And none of them are the technical hurdles.
The technical hurdles of autonomous driving, which are still being figured out by Cadillac's Super Cruise, Ford and recently Mercedes, are only the first obstacles to autonomous driving. The first of many. After that, you have liability issues, who gets blamed in a crash. There are data privacy issues too, though sometimes they're a blessing if they're saving us money, as well as the moral and philosophical dilemmas when there are no good outcomes. Today Audi released a new study on many of these issues, and it looks like we have a long way to go, starting with overall regulations.
"We need an aligned European legal framework that deals with approving these vehicles. Because we won't get very far with a national-level patchwork," says Richard Goebelt, Member of the Board of Management & Head of Vehicle and Mobility at the TUV-Association.
Sandy Munro of Munro & Associates adds that "for the moment, I would be happy if there were a uniform regulatory field for Europe. It is also a big market and then you would have a bargaining tool for talking to other countries and saying that if you acknowledge our vehicles and regulations, then we will recognize yours."
The problem here, like in many realms, is that technology outpaces not only the laws and regulations governing them, but the people using them. We only use 10% of our iPhone's capability, and we're probably only using 10% of our car's capability too. In a few years, human drivers will be sharing the road with autonomous rides, and those two groups need to know what to expect of one another.
The rate of adoption depends on social acceptance. And social acceptance hinges on everyone feeling safe on the road. Safety is balanced on morals. But when there are two bad outcomes, it becomes more difficult. The German Ministry of Transport is looking into this question, though some think we need to get beyond that.

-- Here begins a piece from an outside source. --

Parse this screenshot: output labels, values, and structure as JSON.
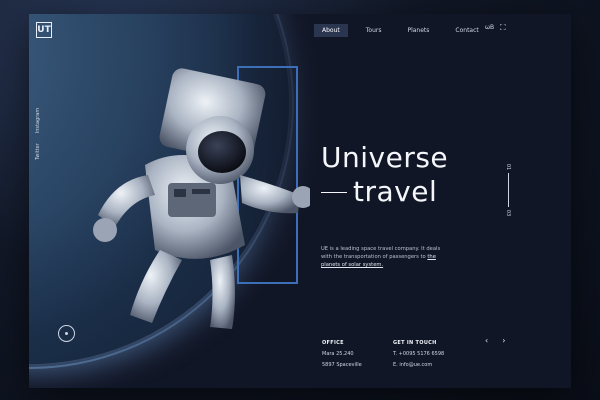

"Who should we drive around first? If we continue to set our agenda this way, we will never move forward," points out Christoph Lutge, Director of the Institute for Ethics in Artificial Intelligence at the Technical University of Munich. "We can't solve these dilemmas, nor will we have a perfect approach to them."
The study moves on to liability next, asking rhetorically, "who is liable in the future?" And then quickly noting "broadly speaking, neither machine nor algorithm can be held liable," which is very convenient for the company making the machines and algorithms. It breaks liability down into three categories: owners, users, and companies.
The owners, possibly a shuttle operator, would be responsible if say the software wasn't up to date or they failed to ensure regular servicing. The current user could bear the brunt of the responsibility if road traffic regulations or vehicle warning sign was ignored, or while driving under the influence. Finally, the company would bear some responsibility if a faulty sensor misjudges the environment or a software error leads to an incorrect vehicle response.
"Ultimately, liability cannot fall unilaterally at the expense of one party. There have to be incentives for everyone involved to behave carefully. Only then will manufacturers likewise be motivated to continue doing research and regularly bring new innovations to the market," said Uta Klawitter, Head of General Counsel Legal Services, Audi AG.
Another huge issue is data privacy. We've seen this with social networks and our phones, but now more than ever, customers are demanding to have control of it. That would become a problem with autonomous vehicles because all that data makes driving safer for everyone. If one car encounters an unplanned situation, and finds a way out of it, it can forward that info on to other cars if they run into the same situation. Hopefully it will be some combination of ownership, as we have with our phones.
"The objective should be to grant users a degree of responsibility with respect to their own data. Some experts emphasize that ostensibly clearly applicable legal frameworks and laws are often annulled with the click of the "Accept" button on the General Terms and Conditions," says the study.
Anonymization and encryption are the keys here, as the network infrastructure would be a target for hacking. Experts say that it's the company's responsibility to keep that safe and secure and that "they recommend that a 5G standard be established and implemented as quickly as possible at the international level."
Finally, the study notes that autonomous vehicles will bring people that have zero mobility the chance to move freely like the rest of us. That includes the handicapped, the elderly, the unlicensed and more, whether they're in an Audi e-tron GT or an A2. Safe mobility is a necessity for the human race, and if we can get those edge cases included, it can only be good for the economy and society as a whole. That'll take trust, awareness, and more than a little bit of patience. Hopefully, we can all get on the same page sooner rather than later.